The input section start
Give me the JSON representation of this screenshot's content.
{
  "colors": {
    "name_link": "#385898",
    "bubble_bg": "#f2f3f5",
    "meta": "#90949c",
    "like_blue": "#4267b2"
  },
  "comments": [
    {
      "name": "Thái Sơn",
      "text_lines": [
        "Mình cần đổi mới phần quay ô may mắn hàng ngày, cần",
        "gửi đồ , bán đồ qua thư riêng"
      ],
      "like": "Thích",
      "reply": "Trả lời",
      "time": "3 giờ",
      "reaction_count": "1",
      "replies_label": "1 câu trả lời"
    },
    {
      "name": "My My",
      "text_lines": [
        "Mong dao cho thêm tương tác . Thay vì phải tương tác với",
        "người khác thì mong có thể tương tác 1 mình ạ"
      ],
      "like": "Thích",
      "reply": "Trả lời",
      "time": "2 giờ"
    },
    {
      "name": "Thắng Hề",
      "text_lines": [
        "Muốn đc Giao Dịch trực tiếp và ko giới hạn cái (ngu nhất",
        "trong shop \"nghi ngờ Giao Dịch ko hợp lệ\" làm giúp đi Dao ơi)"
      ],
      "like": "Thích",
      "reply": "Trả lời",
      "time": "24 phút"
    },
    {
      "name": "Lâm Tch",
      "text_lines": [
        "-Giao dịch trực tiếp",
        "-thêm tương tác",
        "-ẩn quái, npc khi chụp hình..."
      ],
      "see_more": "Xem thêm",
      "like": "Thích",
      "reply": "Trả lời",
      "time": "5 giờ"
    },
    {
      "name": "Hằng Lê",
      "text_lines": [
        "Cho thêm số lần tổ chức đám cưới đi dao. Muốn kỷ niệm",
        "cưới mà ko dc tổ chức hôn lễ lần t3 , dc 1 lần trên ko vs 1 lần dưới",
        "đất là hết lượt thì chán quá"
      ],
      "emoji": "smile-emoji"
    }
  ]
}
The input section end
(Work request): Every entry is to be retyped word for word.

(Expected answer):
Give me the JSON representation of this screenshot's content.
{
  "colors": {
    "name_link": "#385898",
    "bubble_bg": "#f2f3f5",
    "meta": "#90949c",
    "like_blue": "#4267b2"
  },
  "comments": [
    {
      "name": "Thái Sơn",
      "text_lines": [
        "Mình cần đổi mới phần quay ô may mắn hàng ngày, cần",
        "gửi đồ , bán đồ qua thư riêng"
      ],
      "like": "Thích",
      "reply": "Trả lời",
      "time": "3 giờ",
      "reaction_count": "1",
      "replies_label": "1 câu trả lời"
    },
    {
      "name": "My My",
      "text_lines": [
        "Mong dao cho thêm tương tác . Thay vì phải tương tác với",
        "người khác thì mong có thể tương tác 1 mình ạ"
      ],
      "like": "Thích",
      "reply": "Trả lời",
      "time": "2 giờ"
    },
    {
      "name": "Thắng Hề",
      "text_lines": [
        "Muốn đc Giao Dịch trực tiếp và ko giới hạn cái (ngu nhất",
        "trong shop \"nghi ngờ Giao Dịch ko hợp lệ\" làm giúp đi Dao ơi)"
      ],
      "like": "Thích",
      "reply": "Trả lời",
      "time": "24 phút"
    },
    {
      "name": "Lâm Tch",
      "text_lines": [
        "-Giao dịch trực tiếp",
        "-thêm tương tác",
        "-ẩn quái, npc khi chụp hình..."
      ],
      "see_more": "Xem thêm",
      "like": "Thích",
      "reply": "Trả lời",
      "time": "5 giờ"
    },
    {
      "name": "Hằng Lê",
      "text_lines": [
        "Cho thêm số lần tổ chức đám cưới đi dao. Muốn kỷ niệm",
        "cưới mà ko dc tổ chức hôn lễ lần t3 , dc 1 lần trên ko vs 1 lần dưới",
        "đất là hết lượt thì chán quá"
      ],
      "emoji": "smile-emoji"
    }
  ]
}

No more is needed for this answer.